On the Purpose of the Liturgy

St. Nicholas Cabasilas ca. 1323-1391

The essential act in the celebration of the holy mysteries is the transformation of the elements in the Divine Body and Blood; its aim is the sanctification of the faithful, who through these mysteries receive the remission of their sins and the inheritance of the kingdom of heaven. As a preparation for, and contribution to, this act and this purpose we have prayers, psalms, and readings from the Holy Scripture; in short, all the sacred acts and forms which are said and done before and after the consecration of the elements. While it is true that God freely gives us all holy things and that we bring him nothing, but that they are absolute graces, he does nevertheless necessarily require that we should be fit to receive and or preserve them; and he would not permit those who were not so disposed to be thus sanctified. It is in this way that He admits us to Baptism and Confirmation; in this way He receives us at the divine banquet and allows us to participate at the solemn table.

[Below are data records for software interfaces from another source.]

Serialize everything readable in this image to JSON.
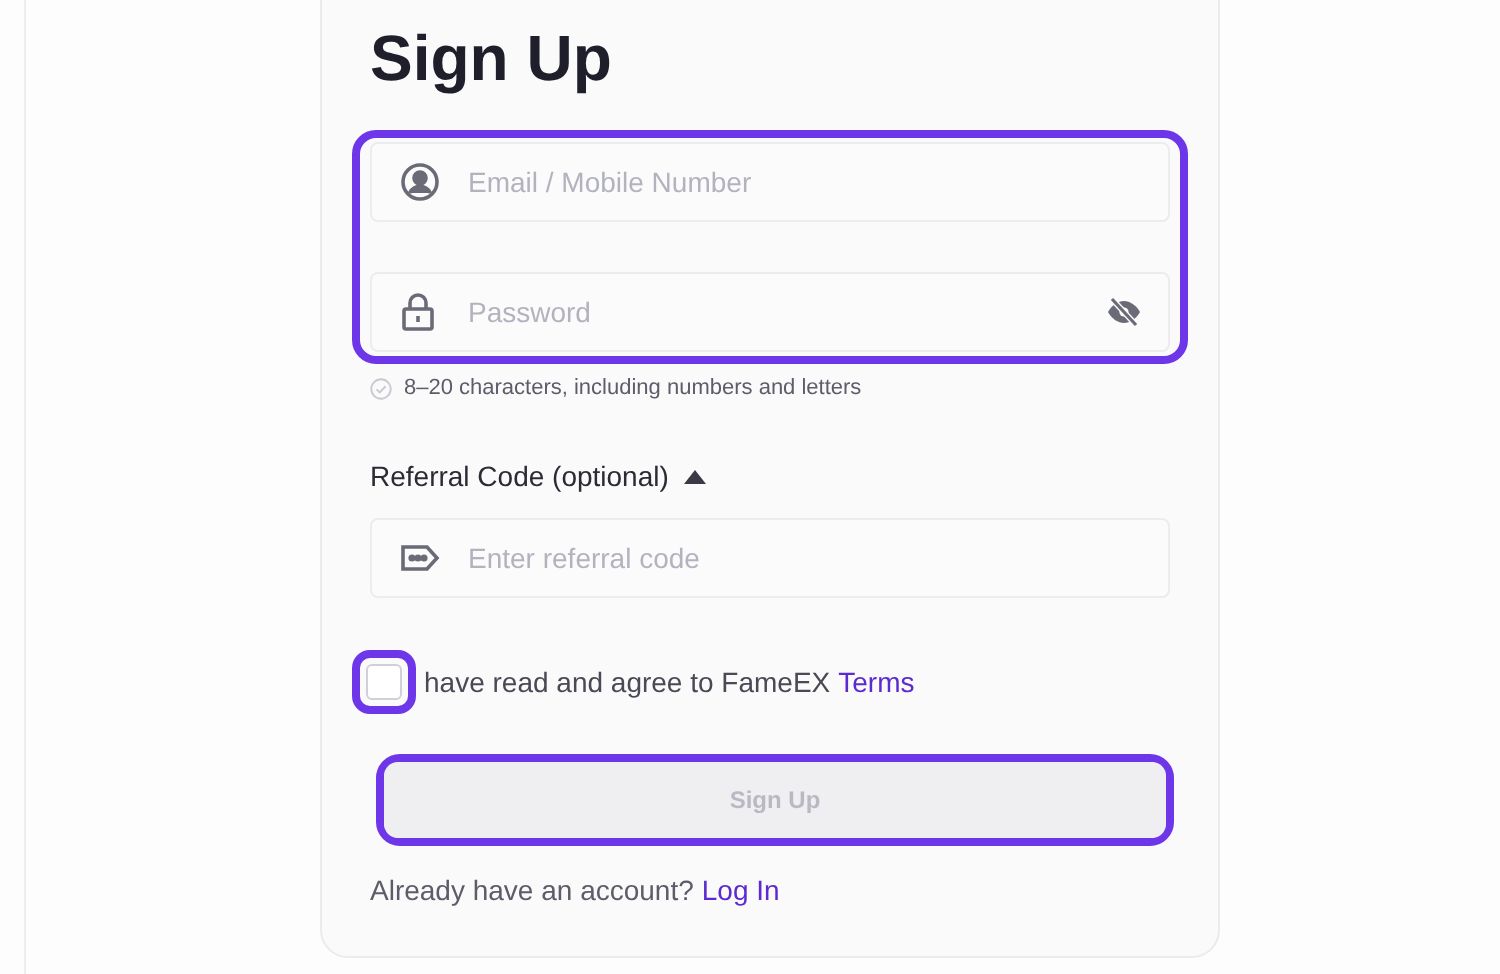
{
  "title": "Sign Up",
  "credentials": {
    "highlighted": true,
    "fields": [
      {
        "kind": "email",
        "placeholder": "Email / Mobile Number"
      },
      {
        "kind": "password",
        "placeholder": "Password"
      }
    ]
  },
  "password_hint": "8–20 characters, including numbers and letters",
  "referral": {
    "label": "Referral Code (optional)",
    "expanded": true,
    "placeholder": "Enter referral code"
  },
  "agreement": {
    "checked": false,
    "highlighted": true,
    "text": "have read and agree to FameEX",
    "link": "Terms"
  },
  "submit": {
    "label": "Sign Up",
    "disabled": true,
    "highlighted": true
  },
  "login_prompt": {
    "text": "Already have an account?",
    "link": "Log In"
  }
}
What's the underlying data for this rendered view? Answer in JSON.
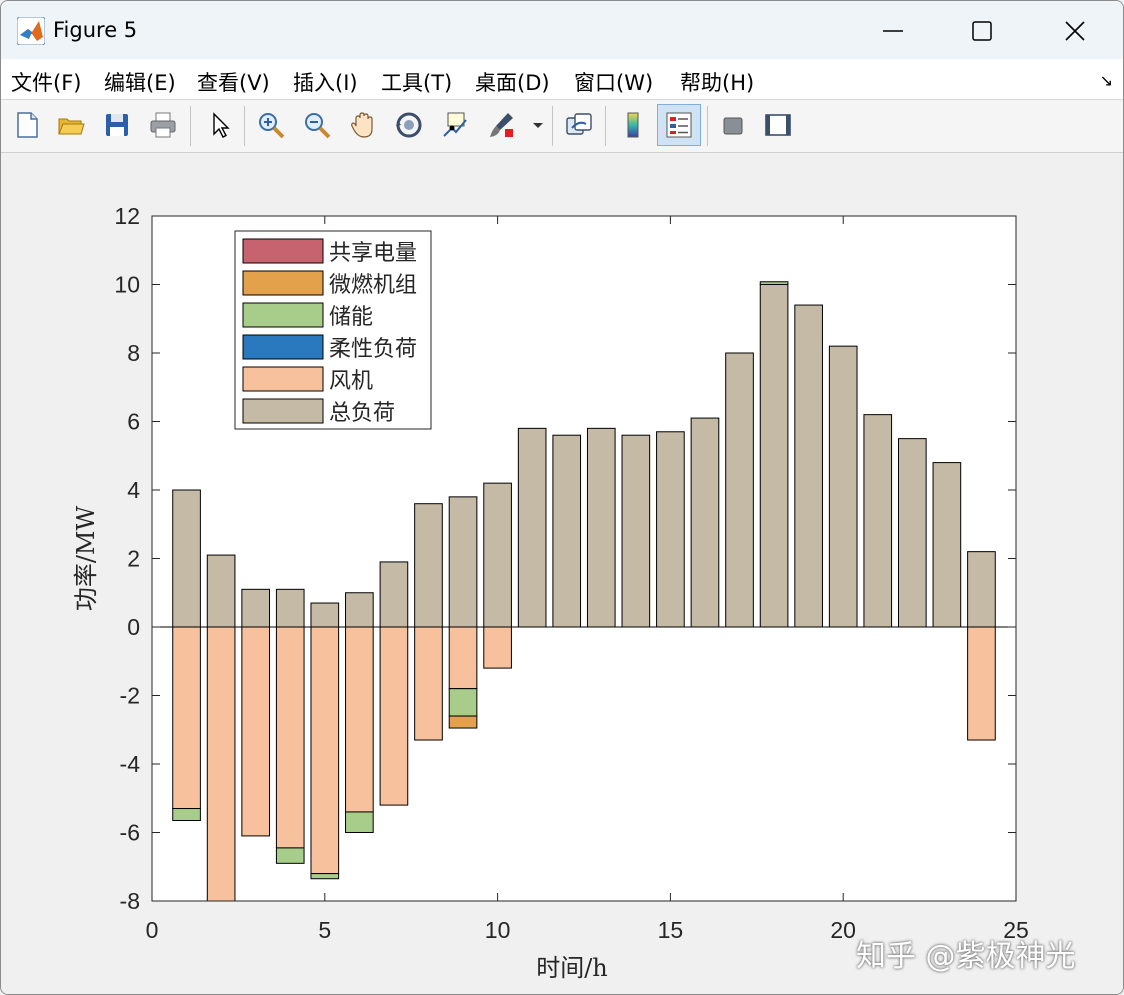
{
  "window": {
    "title": "Figure 5"
  },
  "menu": {
    "items": [
      "文件(F)",
      "编辑(E)",
      "查看(V)",
      "插入(I)",
      "工具(T)",
      "桌面(D)",
      "窗口(W)",
      "帮助(H)"
    ]
  },
  "toolbar": {
    "buttons": [
      {
        "icon": "new-figure-icon"
      },
      {
        "icon": "open-folder-icon"
      },
      {
        "icon": "save-icon"
      },
      {
        "icon": "print-icon"
      },
      {
        "icon": "pointer-icon"
      },
      {
        "icon": "zoom-in-icon"
      },
      {
        "icon": "zoom-out-icon"
      },
      {
        "icon": "pan-hand-icon"
      },
      {
        "icon": "rotate-3d-icon"
      },
      {
        "icon": "data-cursor-icon"
      },
      {
        "icon": "brush-icon"
      },
      {
        "icon": "link-plot-icon"
      },
      {
        "icon": "colorbar-icon"
      },
      {
        "icon": "legend-icon"
      },
      {
        "icon": "hide-plot-tools-icon"
      },
      {
        "icon": "show-plot-tools-icon"
      }
    ]
  },
  "watermark": "知乎 @紫极神光",
  "colors": {
    "shared": "#c7636f",
    "microturbine": "#e3a14c",
    "storage": "#a8cc8a",
    "flexible": "#2a78bd",
    "wind": "#f6c19c",
    "total": "#c4baa5"
  },
  "chart_data": {
    "type": "bar",
    "stacked": true,
    "xlabel": "时间/h",
    "ylabel": "功率/MW",
    "xlim": [
      0,
      25
    ],
    "ylim": [
      -8,
      12
    ],
    "xticks": [
      0,
      5,
      10,
      15,
      20,
      25
    ],
    "yticks": [
      -8,
      -6,
      -4,
      -2,
      0,
      2,
      4,
      6,
      8,
      10,
      12
    ],
    "grid": false,
    "legend_position": "top-left",
    "x": [
      1,
      2,
      3,
      4,
      5,
      6,
      7,
      8,
      9,
      10,
      11,
      12,
      13,
      14,
      15,
      16,
      17,
      18,
      19,
      20,
      21,
      22,
      23,
      24
    ],
    "series": [
      {
        "name": "共享电量",
        "color_key": "shared",
        "values": [
          0,
          0,
          0,
          0,
          0,
          0,
          0,
          0,
          0,
          0,
          0,
          0,
          0,
          0,
          0,
          0,
          0,
          0,
          0,
          0,
          0,
          0,
          0,
          0
        ]
      },
      {
        "name": "微燃机组",
        "color_key": "microturbine",
        "values": [
          0,
          0,
          0,
          0,
          0,
          0,
          0,
          0,
          -0.35,
          0,
          0,
          0,
          0,
          0,
          0,
          0,
          0,
          0,
          0,
          0,
          0,
          0,
          0,
          0
        ]
      },
      {
        "name": "储能",
        "color_key": "storage",
        "values": [
          -0.35,
          0,
          0,
          -0.45,
          -0.15,
          -0.6,
          0,
          0,
          -0.8,
          0,
          0,
          0,
          0,
          0,
          0,
          0,
          0,
          0.08,
          0,
          0,
          0,
          0,
          0,
          0
        ]
      },
      {
        "name": "柔性负荷",
        "color_key": "flexible",
        "values": [
          0,
          0,
          0,
          0,
          0,
          0,
          0,
          0,
          0,
          0,
          0,
          0,
          0,
          0,
          0,
          0,
          0,
          0,
          0,
          0,
          0,
          0,
          0,
          0
        ]
      },
      {
        "name": "风机",
        "color_key": "wind",
        "values": [
          -5.3,
          -8.2,
          -6.1,
          -6.45,
          -7.2,
          -5.4,
          -5.2,
          -3.3,
          -1.8,
          -1.2,
          0,
          0,
          0,
          0,
          0,
          0,
          0,
          0,
          0,
          0,
          0,
          0,
          0,
          -3.3
        ]
      },
      {
        "name": "总负荷",
        "color_key": "total",
        "values": [
          4.0,
          2.1,
          1.1,
          1.1,
          0.7,
          1.0,
          1.9,
          3.6,
          3.8,
          4.2,
          5.8,
          5.6,
          5.8,
          5.6,
          5.7,
          6.1,
          8.0,
          10.0,
          9.4,
          8.2,
          6.2,
          5.5,
          4.8,
          2.2
        ]
      }
    ]
  }
}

Christ, in His parable of the sower, has illustrated this way that God has of dealing with us. “A sower went forth,” he says, “to sow” (Mat. 13:3) — not to plough the earth, but to sow: thus showing that the work of preparation must be done by us. Therefore, since in order to obtain the effects of the divine mysteries we must approach them in a state of grace and properly prepared, it was necessary that these preparations should find a place in the order of the sacred rite: and, in fact, they are found there. There, indeed, we see what the prayers and psalms, as well as the sacred actions and forms which the liturgy contains, can achieve in us. They purify us and make us able fittingly to receive and to preserve holiness, and to remain possessed of it. (Commentary on the Divine Liturgy, Introduction and the Prothesis 1)